Japan's benchmark Nikkei 225 slipped 0.4 percent to 19,476.56. A weak yen has been a boon for the nation's giant exporters. South Korea's Kospi added 0.5 percent to 2,037.89 and Hong Kong's Hang Seng jumped 1.5 percent to 24,468.89. Other Asian bourses were also higher, including Taiwan, Singapore, Indonesia and the Philippines.
The statement from U.S. Federal Reserve Chair Janet Yellen took investors by surprise, and interest rates are now expected to head higher but at a slower pace than previously thought. That set off a rally on Wall Street Wednesday. The Fed has held its benchmark interest rate close to zero since 2008. Low rates make it easier for businesses and consumers to borrow and spend, but also tend to weaken that nation's currency.
"Yellen highlighted the strong dollar as one reason for slower exports," said Chang Wei Liang of Mizuho Bank in Singapore. "The big surprise yesterday was that the Fed acknowledged the negative impact stemming from the strong U.S. dollar."
A militant attack on a museum in Tunisia's capital set off some worries about global stability. It killed 19 people in the deadliest attack on civilians in the North African country in 13 years. Two gunmen were slain by security forces.
Benchmark U.S. crude sank $1.62 to $43.04 a barrel in New York. Brent crude, a benchmark for international oils used by many U.S. refineries, dipped 40 cents to $55.51 a barrel.

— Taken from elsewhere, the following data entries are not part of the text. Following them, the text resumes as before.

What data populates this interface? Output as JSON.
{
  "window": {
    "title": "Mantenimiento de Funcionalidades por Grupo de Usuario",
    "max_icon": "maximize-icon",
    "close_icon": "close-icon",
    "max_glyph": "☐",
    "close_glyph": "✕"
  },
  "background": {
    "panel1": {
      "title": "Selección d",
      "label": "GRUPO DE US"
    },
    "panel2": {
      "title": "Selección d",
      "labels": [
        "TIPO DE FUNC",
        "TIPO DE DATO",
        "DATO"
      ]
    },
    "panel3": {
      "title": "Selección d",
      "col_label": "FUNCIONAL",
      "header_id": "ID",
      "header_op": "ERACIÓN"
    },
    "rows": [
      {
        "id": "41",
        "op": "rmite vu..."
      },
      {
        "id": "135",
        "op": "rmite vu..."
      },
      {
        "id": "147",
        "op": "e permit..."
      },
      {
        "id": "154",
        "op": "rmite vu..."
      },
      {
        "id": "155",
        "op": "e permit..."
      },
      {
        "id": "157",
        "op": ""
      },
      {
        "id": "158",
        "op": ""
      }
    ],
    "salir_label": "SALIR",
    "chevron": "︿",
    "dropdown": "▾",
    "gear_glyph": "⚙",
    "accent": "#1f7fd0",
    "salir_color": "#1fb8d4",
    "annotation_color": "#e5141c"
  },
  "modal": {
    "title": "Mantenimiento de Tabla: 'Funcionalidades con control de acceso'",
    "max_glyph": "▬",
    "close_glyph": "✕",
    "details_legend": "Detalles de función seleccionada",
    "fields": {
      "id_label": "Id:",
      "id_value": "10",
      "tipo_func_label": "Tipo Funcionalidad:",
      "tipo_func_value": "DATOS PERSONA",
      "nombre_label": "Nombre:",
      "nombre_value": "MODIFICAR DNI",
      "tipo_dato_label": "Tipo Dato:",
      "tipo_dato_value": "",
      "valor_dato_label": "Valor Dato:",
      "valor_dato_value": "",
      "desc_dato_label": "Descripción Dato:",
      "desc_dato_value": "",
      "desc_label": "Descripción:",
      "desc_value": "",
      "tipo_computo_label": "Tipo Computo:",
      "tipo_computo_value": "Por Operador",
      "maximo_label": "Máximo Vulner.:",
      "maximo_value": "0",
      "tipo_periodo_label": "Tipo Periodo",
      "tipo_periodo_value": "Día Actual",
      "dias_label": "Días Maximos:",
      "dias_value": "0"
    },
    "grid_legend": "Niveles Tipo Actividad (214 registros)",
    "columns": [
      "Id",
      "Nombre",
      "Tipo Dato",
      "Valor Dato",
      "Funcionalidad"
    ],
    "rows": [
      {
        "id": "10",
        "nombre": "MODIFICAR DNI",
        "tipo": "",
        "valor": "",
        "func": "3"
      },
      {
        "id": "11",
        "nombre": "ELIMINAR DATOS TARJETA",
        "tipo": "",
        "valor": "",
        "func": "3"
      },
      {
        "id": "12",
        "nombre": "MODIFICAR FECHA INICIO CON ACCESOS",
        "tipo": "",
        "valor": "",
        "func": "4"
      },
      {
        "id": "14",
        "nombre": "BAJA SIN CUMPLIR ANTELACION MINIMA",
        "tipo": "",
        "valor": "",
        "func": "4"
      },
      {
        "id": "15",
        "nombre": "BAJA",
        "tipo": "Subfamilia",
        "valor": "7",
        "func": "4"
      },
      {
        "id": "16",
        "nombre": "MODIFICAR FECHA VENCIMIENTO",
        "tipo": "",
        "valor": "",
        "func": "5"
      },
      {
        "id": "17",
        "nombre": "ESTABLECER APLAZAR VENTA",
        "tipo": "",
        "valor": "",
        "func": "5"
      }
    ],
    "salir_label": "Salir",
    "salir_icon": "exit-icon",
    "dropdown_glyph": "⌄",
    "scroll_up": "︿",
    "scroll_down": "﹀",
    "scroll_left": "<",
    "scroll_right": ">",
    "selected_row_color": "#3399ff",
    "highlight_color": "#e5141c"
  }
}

The dollar recovered slightly to 120.60 yen from 120.23 yen. The euro fell to $1.0671 from $1.0805.